US3342762 *Oct 9, 1964Sep 19, 1967Monsanto CoPolyamide fibers containing lubricant
US3376369 *Mar 13, 1964Apr 2, 1968Du PontProcess for making molecular oriented fibers of polymerized lactams
US3445557 *Apr 19, 1965May 20, 1969Hoechst AgProcess for preparing filaments from beta-polyamides
US3915912 *May 1, 1973Oct 28, 1975Asahi Chemical IndModified polyamide compositions containing a polyethylene glycol derivative and a fatty acid or fatty acid salt
US4142031 *Oct 27, 1977Feb 27, 1979Toray Industries, Inc.Polycaprolactam composition having improved melt spinnability and method for improving melt spinnability of polycaprolactam
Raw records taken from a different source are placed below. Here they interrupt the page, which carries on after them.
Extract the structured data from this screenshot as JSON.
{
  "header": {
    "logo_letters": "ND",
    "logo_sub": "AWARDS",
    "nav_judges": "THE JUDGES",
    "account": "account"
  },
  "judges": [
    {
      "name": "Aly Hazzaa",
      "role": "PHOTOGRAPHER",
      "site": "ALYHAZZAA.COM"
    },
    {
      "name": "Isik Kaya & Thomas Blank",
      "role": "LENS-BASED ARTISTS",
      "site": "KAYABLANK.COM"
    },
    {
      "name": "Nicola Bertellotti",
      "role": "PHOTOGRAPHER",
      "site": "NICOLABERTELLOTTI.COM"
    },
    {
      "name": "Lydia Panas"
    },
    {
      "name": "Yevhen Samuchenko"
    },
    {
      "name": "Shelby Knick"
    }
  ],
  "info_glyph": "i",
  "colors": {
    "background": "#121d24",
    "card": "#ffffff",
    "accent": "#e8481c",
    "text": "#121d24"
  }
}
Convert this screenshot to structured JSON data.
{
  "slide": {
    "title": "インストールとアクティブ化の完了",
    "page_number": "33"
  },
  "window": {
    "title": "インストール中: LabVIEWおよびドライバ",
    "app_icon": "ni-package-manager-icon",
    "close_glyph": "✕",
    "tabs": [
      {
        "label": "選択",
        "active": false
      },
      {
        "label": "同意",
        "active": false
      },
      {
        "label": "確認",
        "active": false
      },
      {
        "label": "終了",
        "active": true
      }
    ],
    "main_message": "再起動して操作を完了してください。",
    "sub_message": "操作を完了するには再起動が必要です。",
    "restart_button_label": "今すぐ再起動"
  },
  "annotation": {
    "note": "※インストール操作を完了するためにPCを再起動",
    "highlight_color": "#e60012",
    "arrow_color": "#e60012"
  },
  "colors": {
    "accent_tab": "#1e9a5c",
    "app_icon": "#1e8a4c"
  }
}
US4167614 *Oct 8, 1976Sep 11, 1979Alberto CiferriProcess of producing multi-oriented fibres and films of aliphatic polyamides
US4247506 *May 19, 1978Jan 27, 1981The B. F. Goodrich CompanyProcessing extruded elastomers
US4338277 *Aug 20, 1980Jul 6, 1982Toray Industries, Inc.Process for producing high knot strength polyamide monofilaments
US4859390 *Nov 4, 1987Aug 22, 1989Bayer AktiengesellschaftProcess for the production of polyamide mouldings
US5279783 *Jan 30, 1992Jan 18, 1994United States Surgical CorporationProcess for manufacture of polyamide monofilament suture
US5349044 *Sep 24, 1993Sep 20, 1994United States Surgical CorporationPolyamide monofilament suture manufactured from higher order polyamide
US5405358 *Aug 4, 1993Apr 11, 1995United States Surgical CorporationPolyamide monofilament suture
US5456696 *Jul 20, 1993Oct 10, 1995United States Surgical CorporationMonofilament suture and process for its manufacture
US5540717 *Sep 7, 1994Jul 30, 1996U.S. Surgical CorporationPolyamide monofilament suture manufactured from higher order polyamide
US5785997 *Feb 6, 1996Jul 28, 1998Bayer AktiengesellschaftContinuous process for melt-spinning monofilaments
U.S. Classification264/178.00F, 264/210.7, 28/246, 264/342.0RE, 264/289.6
International ClassificationD01F6/60
Cooperative ClassificationD01F1/04, D01F6/60, D01F1/10
European ClassificationD01F6/60